It’s easier than ever to explore the national cinema of any given country or region. One need only do a little bit of digging about, say, Korean cinema to find a wealth of writing about Hong Sang-soo, Park Chan-wook, Kim Ki-duk and more and explore what’s most interesting. But for each nation’s handful of cinematic giants, there are a number of other directors being overshadowed. Iran is no different: while the country is responsible for some of the most vital and interesting filmmakers of the past several decades (Abbas Kiarostami, Jafar Panahi, Mosen Makhmalbaf and his daughters Samira and Hana, Asghar Farhadi), most writing about Iranian cinema tends to focus on their films and some other notable early works like “Gaav” and “The House is Black.” It can be hard for newer or smaller filmmakers to get noticed even when they do get coverage.

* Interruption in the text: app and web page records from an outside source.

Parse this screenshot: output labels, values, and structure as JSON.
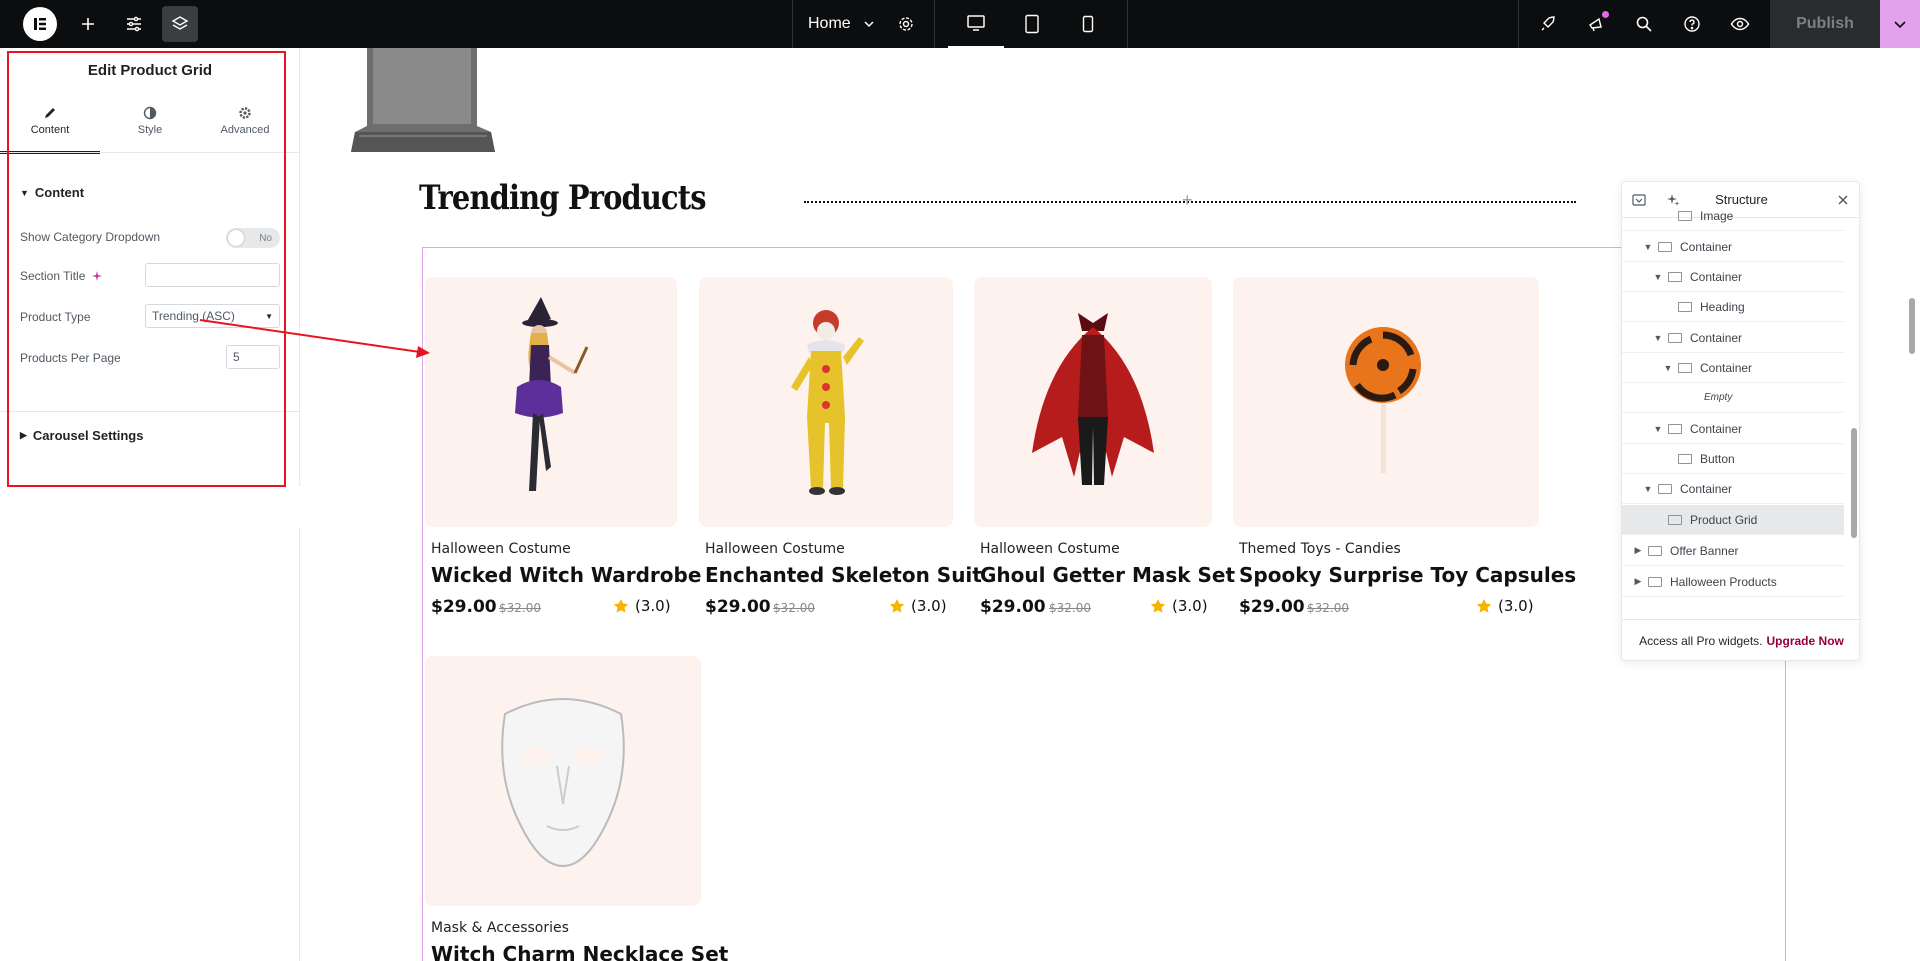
{
  "topbar": {
    "page_name": "Home",
    "publish_label": "Publish"
  },
  "panel": {
    "title": "Edit Product Grid",
    "tabs": [
      "Content",
      "Style",
      "Advanced"
    ],
    "content_section": "Content",
    "show_category_label": "Show Category Dropdown",
    "show_category_value": "No",
    "section_title_label": "Section Title",
    "section_title_value": "",
    "product_type_label": "Product Type",
    "product_type_value": "Trending (ASC)",
    "per_page_label": "Products Per Page",
    "per_page_value": "5",
    "carousel_section": "Carousel Settings"
  },
  "canvas": {
    "section_title": "Trending Products",
    "products": [
      {
        "category": "Halloween Costume",
        "name": "Wicked Witch Wardrobe",
        "price": "$29.00",
        "old_price": "$32.00",
        "rating": "(3.0)"
      },
      {
        "category": "Halloween Costume",
        "name": "Enchanted Skeleton Suit",
        "price": "$29.00",
        "old_price": "$32.00",
        "rating": "(3.0)"
      },
      {
        "category": "Halloween Costume",
        "name": "Ghoul Getter Mask Set",
        "price": "$29.00",
        "old_price": "$32.00",
        "rating": "(3.0)"
      },
      {
        "category": "Themed Toys - Candies",
        "name": "Spooky Surprise Toy Capsules",
        "price": "$29.00",
        "old_price": "$32.00",
        "rating": "(3.0)"
      },
      {
        "category": "Mask & Accessories",
        "name": "Witch Charm Necklace Set",
        "price": "",
        "old_price": "",
        "rating": ""
      }
    ]
  },
  "structure": {
    "title": "Structure",
    "rows": [
      {
        "label": "Image",
        "level": 3,
        "caret": ""
      },
      {
        "label": "Container",
        "level": 1,
        "caret": "▼"
      },
      {
        "label": "Container",
        "level": 2,
        "caret": "▼"
      },
      {
        "label": "Heading",
        "level": 3,
        "caret": ""
      },
      {
        "label": "Container",
        "level": 2,
        "caret": "▼"
      },
      {
        "label": "Container",
        "level": 3,
        "caret": "▼"
      },
      {
        "label": "Empty",
        "level": 4,
        "caret": ""
      },
      {
        "label": "Container",
        "level": 2,
        "caret": "▼"
      },
      {
        "label": "Button",
        "level": 3,
        "caret": ""
      },
      {
        "label": "Container",
        "level": 1,
        "caret": "▼"
      },
      {
        "label": "Product Grid",
        "level": 2,
        "caret": ""
      },
      {
        "label": "Offer Banner",
        "level": 0,
        "caret": "▶"
      },
      {
        "label": "Halloween Products",
        "level": 0,
        "caret": "▶"
      }
    ],
    "footer_text": "Access all Pro widgets.",
    "footer_link": "Upgrade Now"
  },
  "colors": {
    "accent": "#e2a3ec",
    "annotation_red": "#e8131f",
    "card_bg": "#fdf2ee",
    "star": "#f5b400",
    "to_top": "#f47a20"
  }
}
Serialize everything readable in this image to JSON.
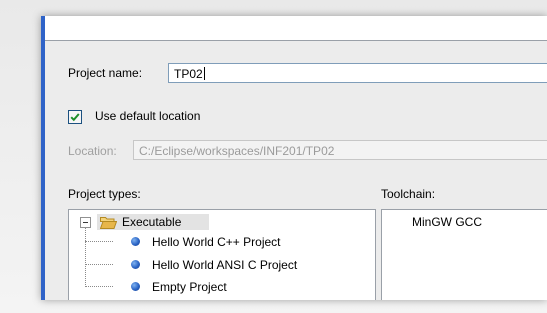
{
  "project": {
    "name_label": "Project name:",
    "name_value": "TP02"
  },
  "location": {
    "use_default_label": "Use default location",
    "use_default_checked": true,
    "label": "Location:",
    "value": "C:/Eclipse/workspaces/INF201/TP02"
  },
  "project_types": {
    "label": "Project types:",
    "category": "Executable",
    "items": [
      "Hello World C++ Project",
      "Hello World ANSI C Project",
      "Empty Project"
    ]
  },
  "toolchain": {
    "label": "Toolchain:",
    "items": [
      "MinGW GCC"
    ]
  },
  "colors": {
    "accent": "#2f63c8",
    "checkmark": "#1d8f2a",
    "folder": "#e7b64a"
  }
}
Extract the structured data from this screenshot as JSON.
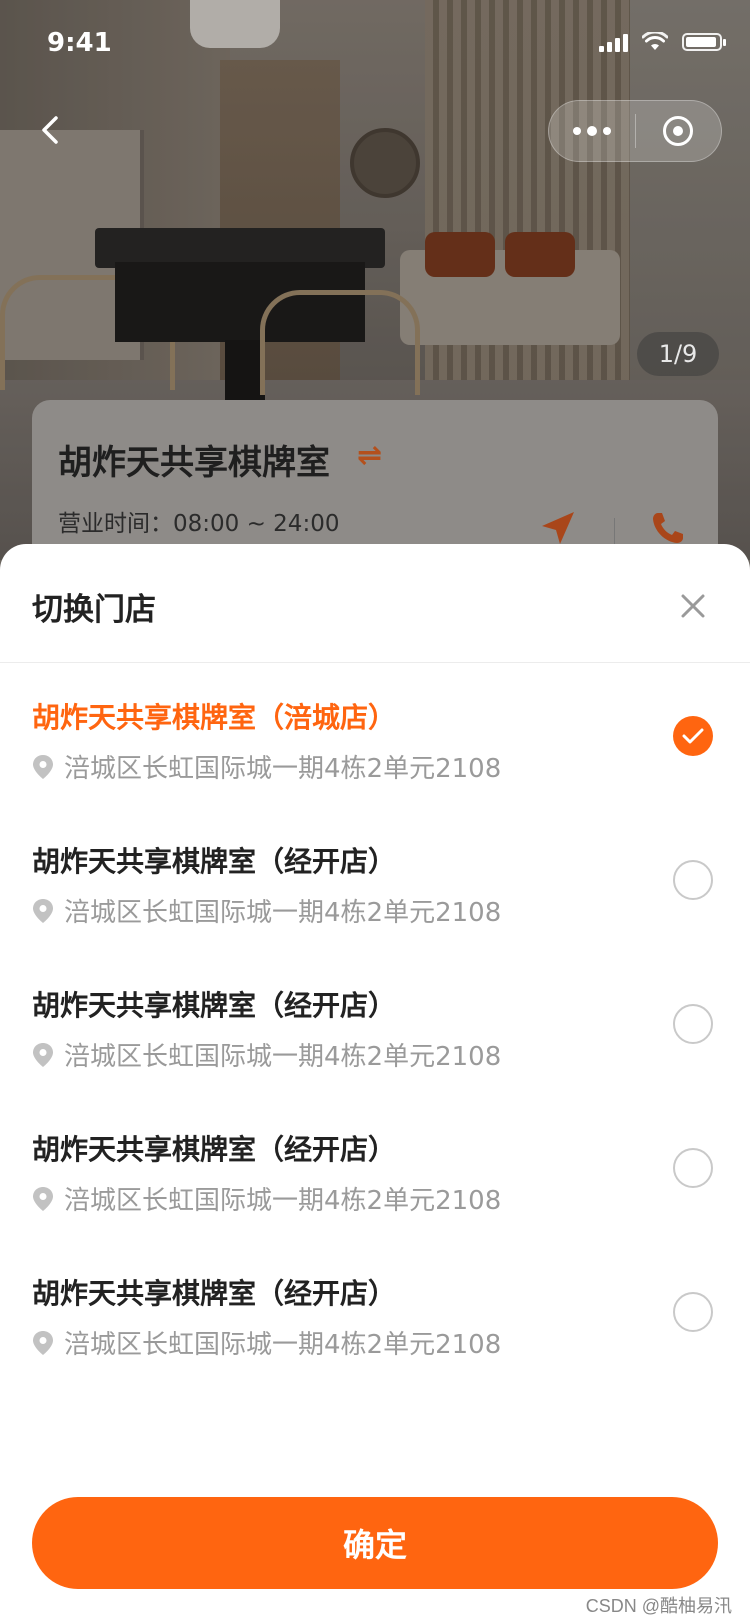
{
  "status_bar": {
    "time": "9:41"
  },
  "hero": {
    "image_counter": "1/9"
  },
  "store_card": {
    "name": "胡炸天共享棋牌室",
    "swap_icon": "⇌",
    "hours": "营业时间：08:00 ~ 24:00"
  },
  "sheet": {
    "title": "切换门店",
    "stores": [
      {
        "name": "胡炸天共享棋牌室（涪城店）",
        "address": "涪城区长虹国际城一期4栋2单元2108",
        "selected": true
      },
      {
        "name": "胡炸天共享棋牌室（经开店）",
        "address": "涪城区长虹国际城一期4栋2单元2108",
        "selected": false
      },
      {
        "name": "胡炸天共享棋牌室（经开店）",
        "address": "涪城区长虹国际城一期4栋2单元2108",
        "selected": false
      },
      {
        "name": "胡炸天共享棋牌室（经开店）",
        "address": "涪城区长虹国际城一期4栋2单元2108",
        "selected": false
      },
      {
        "name": "胡炸天共享棋牌室（经开店）",
        "address": "涪城区长虹国际城一期4栋2单元2108",
        "selected": false
      }
    ],
    "confirm_label": "确定"
  },
  "watermark": "CSDN @酷柚易汛",
  "colors": {
    "accent": "#ff6510",
    "text_primary": "#222222",
    "text_secondary": "#9a9a9a"
  },
  "icons": [
    "back-icon",
    "more-dots-icon",
    "target-icon",
    "swap-icon",
    "navigate-icon",
    "phone-icon",
    "close-icon",
    "location-pin-icon",
    "check-icon"
  ]
}
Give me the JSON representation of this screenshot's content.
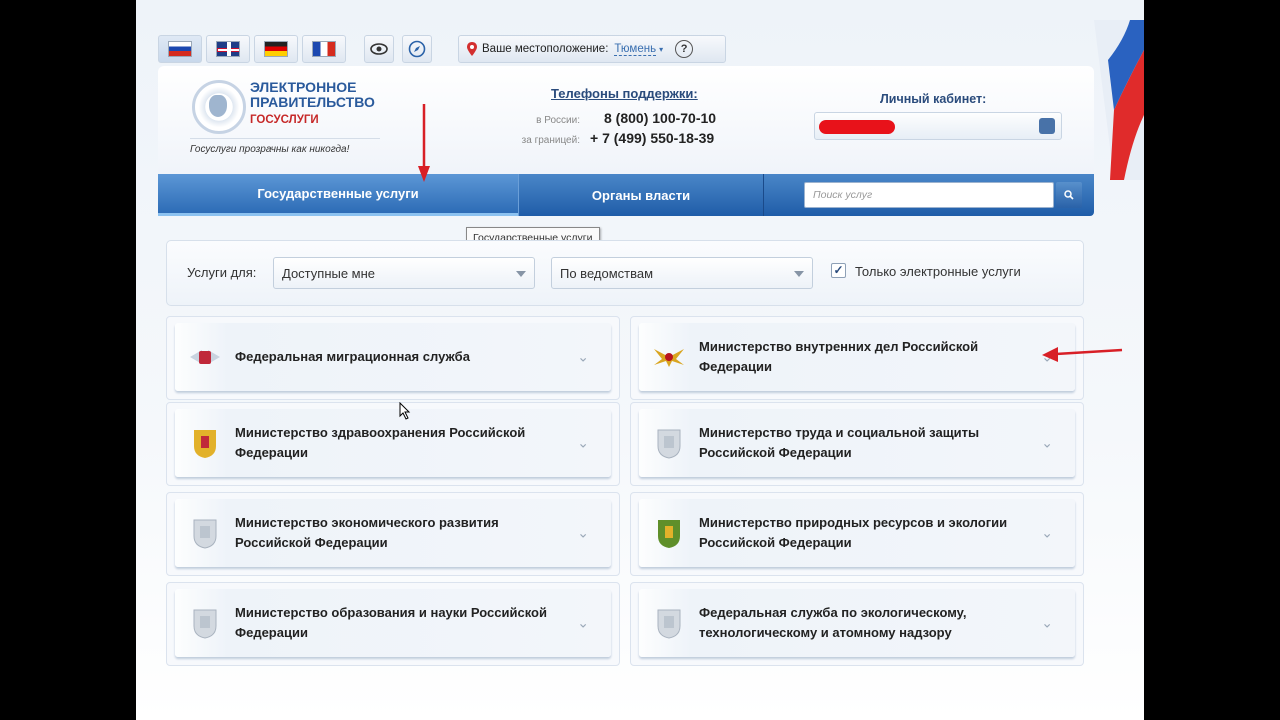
{
  "flags": [
    {
      "name": "flag-ru-icon",
      "active": true,
      "cls": "f-ru"
    },
    {
      "name": "flag-uk-icon",
      "active": false,
      "cls": "f-en"
    },
    {
      "name": "flag-de-icon",
      "active": false,
      "cls": "f-de"
    },
    {
      "name": "flag-fr-icon",
      "active": false,
      "cls": "f-fr"
    }
  ],
  "location": {
    "label": "Ваше местоположение:",
    "city": "Тюмень",
    "help": "?"
  },
  "logo": {
    "line1": "ЭЛЕКТРОННОЕ",
    "line2": "ПРАВИТЕЛЬСТВО",
    "line3": "ГОСУСЛУГИ",
    "slogan": "Госуслуги прозрачны как никогда!"
  },
  "support": {
    "title": "Телефоны поддержки:",
    "russia_label": "в России:",
    "russia_number": "8 (800) 100-70-10",
    "abroad_label": "за границей:",
    "abroad_number": "+ 7 (499) 550-18-39"
  },
  "cabinet": {
    "title": "Личный кабинет:"
  },
  "nav": {
    "tab1": "Государственные услуги",
    "tab2": "Органы власти",
    "search_placeholder": "Поиск услуг"
  },
  "tooltip": "Государственные услуги",
  "filter": {
    "label": "Услуги для:",
    "select1": "Доступные мне",
    "select2": "По ведомствам",
    "checkbox_label": "Только электронные услуги",
    "checked": true
  },
  "cards": [
    {
      "title": "Федеральная миграционная служба",
      "emblem": "fms"
    },
    {
      "title": "Министерство внутренних дел Российской Федерации",
      "emblem": "mvd"
    },
    {
      "title": "Министерство здравоохранения Российской Федерации",
      "emblem": "gold"
    },
    {
      "title": "Министерство труда и социальной защиты Российской Федерации",
      "emblem": "grey"
    },
    {
      "title": "Министерство экономического развития Российской Федерации",
      "emblem": "grey"
    },
    {
      "title": "Министерство природных ресурсов и экологии Российской Федерации",
      "emblem": "green"
    },
    {
      "title": "Министерство образования и науки Российской Федерации",
      "emblem": "grey"
    },
    {
      "title": "Федеральная служба по экологическому, технологическому и атомному надзору",
      "emblem": "grey"
    }
  ],
  "colors": {
    "accent": "#1f5da8",
    "brand_red": "#c62828",
    "annotation_arrow": "#d81f26"
  }
}
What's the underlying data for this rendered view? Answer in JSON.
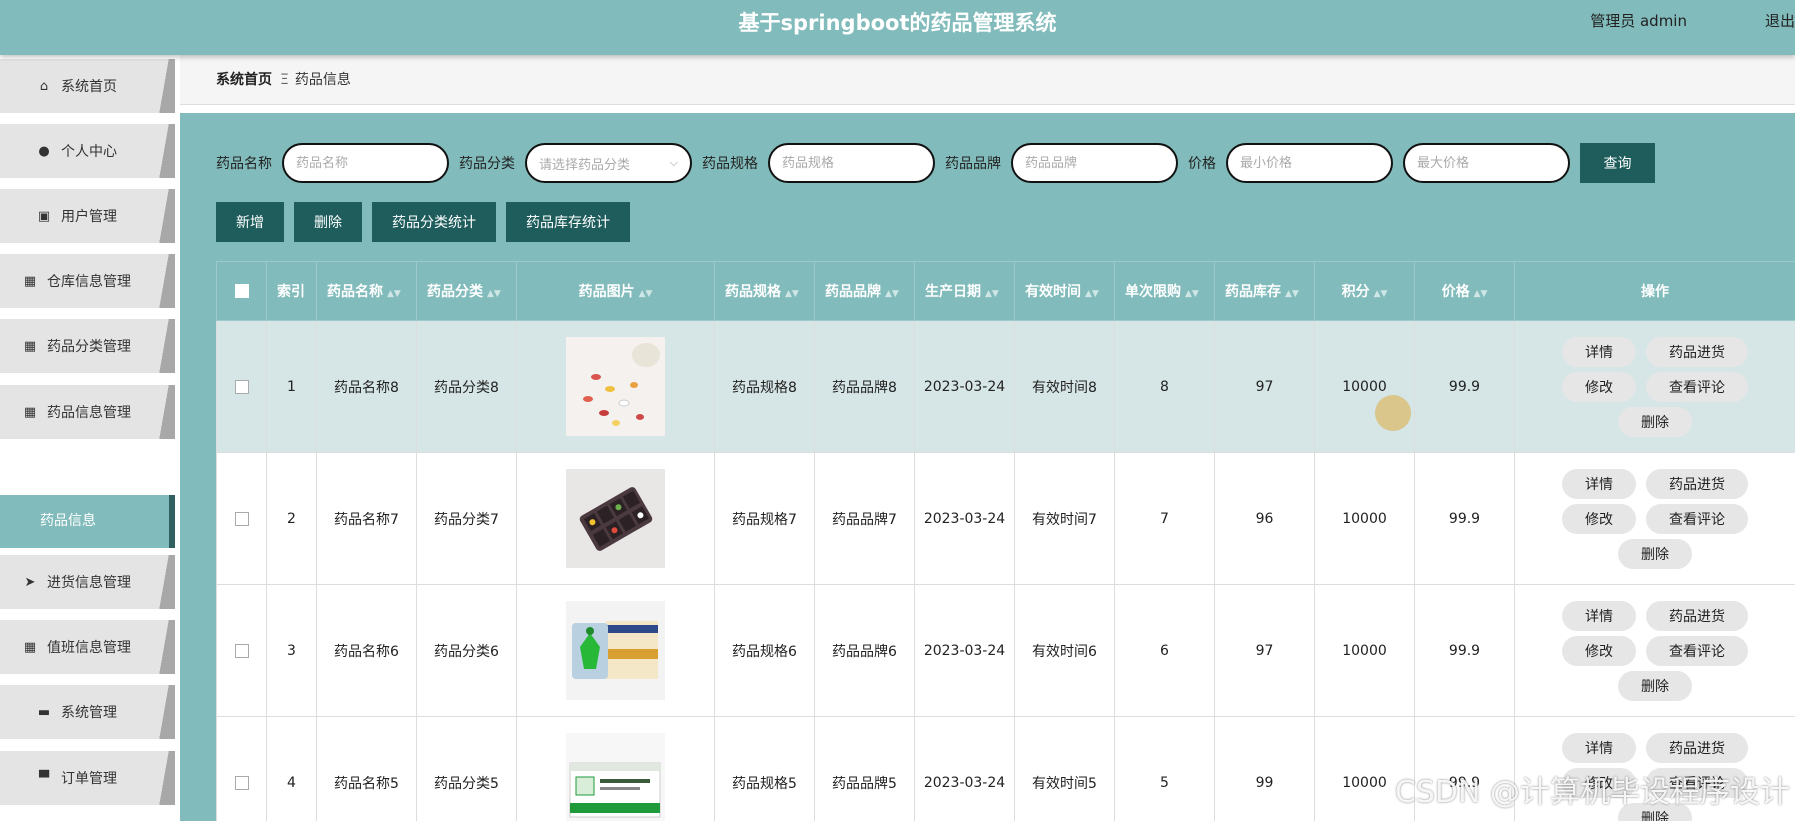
{
  "header": {
    "title": "基于springboot的药品管理系统",
    "user": "管理员 admin",
    "logout": "退出"
  },
  "sidebar": {
    "items": [
      {
        "label": "系统首页",
        "icon": "home-icon"
      },
      {
        "label": "个人中心",
        "icon": "person-icon"
      },
      {
        "label": "用户管理",
        "icon": "chart-icon"
      },
      {
        "label": "仓库信息管理",
        "icon": "grid-icon"
      },
      {
        "label": "药品分类管理",
        "icon": "grid-icon"
      },
      {
        "label": "药品信息管理",
        "icon": "grid-icon"
      },
      {
        "label": "进货信息管理",
        "icon": "send-icon"
      },
      {
        "label": "值班信息管理",
        "icon": "grid-icon"
      },
      {
        "label": "系统管理",
        "icon": "monitor-icon"
      },
      {
        "label": "订单管理",
        "icon": "printer-icon"
      }
    ],
    "active_sub": "药品信息"
  },
  "breadcrumb": {
    "home": "系统首页",
    "separator": "Ξ",
    "current": "药品信息"
  },
  "search": {
    "name_label": "药品名称",
    "name_placeholder": "药品名称",
    "category_label": "药品分类",
    "category_placeholder": "请选择药品分类",
    "spec_label": "药品规格",
    "spec_placeholder": "药品规格",
    "brand_label": "药品品牌",
    "brand_placeholder": "药品品牌",
    "price_label": "价格",
    "min_price_placeholder": "最小价格",
    "max_price_placeholder": "最大价格",
    "query_button": "查询"
  },
  "actions": {
    "add": "新增",
    "delete": "删除",
    "category_stats": "药品分类统计",
    "stock_stats": "药品库存统计"
  },
  "table": {
    "headers": [
      "索引",
      "药品名称",
      "药品分类",
      "药品图片",
      "药品规格",
      "药品品牌",
      "生产日期",
      "有效时间",
      "单次限购",
      "药品库存",
      "积分",
      "价格",
      "操作"
    ],
    "op_labels": {
      "detail": "详情",
      "restock": "药品进货",
      "edit": "修改",
      "reviews": "查看评论",
      "delete": "删除"
    },
    "rows": [
      {
        "index": "1",
        "name": "药品名称8",
        "category": "药品分类8",
        "image": "pills-image",
        "spec": "药品规格8",
        "brand": "药品品牌8",
        "date": "2023-03-24",
        "validity": "有效时间8",
        "limit": "8",
        "stock": "97",
        "points": "10000",
        "price": "99.9"
      },
      {
        "index": "2",
        "name": "药品名称7",
        "category": "药品分类7",
        "image": "pill-organizer-image",
        "spec": "药品规格7",
        "brand": "药品品牌7",
        "date": "2023-03-24",
        "validity": "有效时间7",
        "limit": "7",
        "stock": "96",
        "points": "10000",
        "price": "99.9"
      },
      {
        "index": "3",
        "name": "药品名称6",
        "category": "药品分类6",
        "image": "medicine-box-image",
        "spec": "药品规格6",
        "brand": "药品品牌6",
        "date": "2023-03-24",
        "validity": "有效时间6",
        "limit": "6",
        "stock": "97",
        "points": "10000",
        "price": "99.9"
      },
      {
        "index": "4",
        "name": "药品名称5",
        "category": "药品分类5",
        "image": "tablet-box-image",
        "spec": "药品规格5",
        "brand": "药品品牌5",
        "date": "2023-03-24",
        "validity": "有效时间5",
        "limit": "5",
        "stock": "99",
        "points": "10000",
        "price": "99.9"
      }
    ]
  },
  "watermark": "CSDN @计算机毕设程序设计",
  "colors": {
    "teal": "#82bbbb",
    "dark_teal": "#1f5d5d",
    "row_highlight": "#d6e5e5"
  }
}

With that in mind, the new website Iranian Film Daily is a valuable guide to the world of Iranian cinema. Started by film journalist Ali Naderzad, the publication is not a film criticism site, but rather a site dedicated to drawing attention to Iranian films playing at film festivals, vying for Academy Award attention or otherwise trying to find an audience. Naderzad launched the site last month, and has been busy since then covering films by Iranian (or Iranian-American) filmmakers and performers.
Naderzad wrote that Iranian Film Daily was conceived “within a business perspective” with both industry professionals (distributors and producers) and foreign cinema fans in mind, and the latter might want to check it out for its features on up-and-coming filmmakers in particular. Certainly the latest film by Iranian-American filmmaker Ramin Bahrani is of interest, but “99 Homes” has Michael Shannon and Andrew Garfield as a possible audience attraction. “Buttercup Bill,” the directorial debut by female Iranian-American filmmaker Emilie Richard-Froozan, on the other hand, might get lost in the shuffle if it doesn’t have anyone to draw attention to it. Here’s Naderzad’s piece on the film (which, interesting side note, is co-directed by singer Tony Bennett’s granddaughter Remy):
In the course of ninety-five minutes “Buttercup Bill,” described by the production as “psychosexual dark romance,” unspools its disquieting tale about two childhood friends, Patrick and Pernilla (they’re more like siblings separated at birth) who reunite after a tragedy. Images of their past and present are hurled at us, dream-like, while drug-fuelled hazes and memories control their every moment together. They struggle to suppress what is within although clearly, their utmost yearning is for one another. And yet, there is a reason why they should remain forever apart.
The site is also a valuable resource for learning about what’s actually cleaning up at the box office in Iran. Naderzad writes that model/actress Elnaz Shakerdoost’s films are reminiscent of bad Latino telenovelas, but her films are consistently popular, and that might not necessarily be a bad thing:
Shakerdoost has appeared in dozens of films, each more forgettable than the other, but nevertheless very viable commercially according to several Iranian film journalists I reached out to. And, as the theory goes, so long as mainstream cinema thrives there will be financing for Iranian art-house fare, also. And so although Elnaz Shakerdoost will probably not appear in the next Samira Makhmalbaf film or walk down the red carpet at Cannes, dismissing her entirely as a major-league slashie would be to miss the point: Shakerdoost is an important player, perhaps the most important one, in Iran’s film industry. A careful glance at the numbers led to the following likelihood: if it’s a film with Shakerdoost in it, it’ll probably have a jumbo-size budget and clean up at the box office.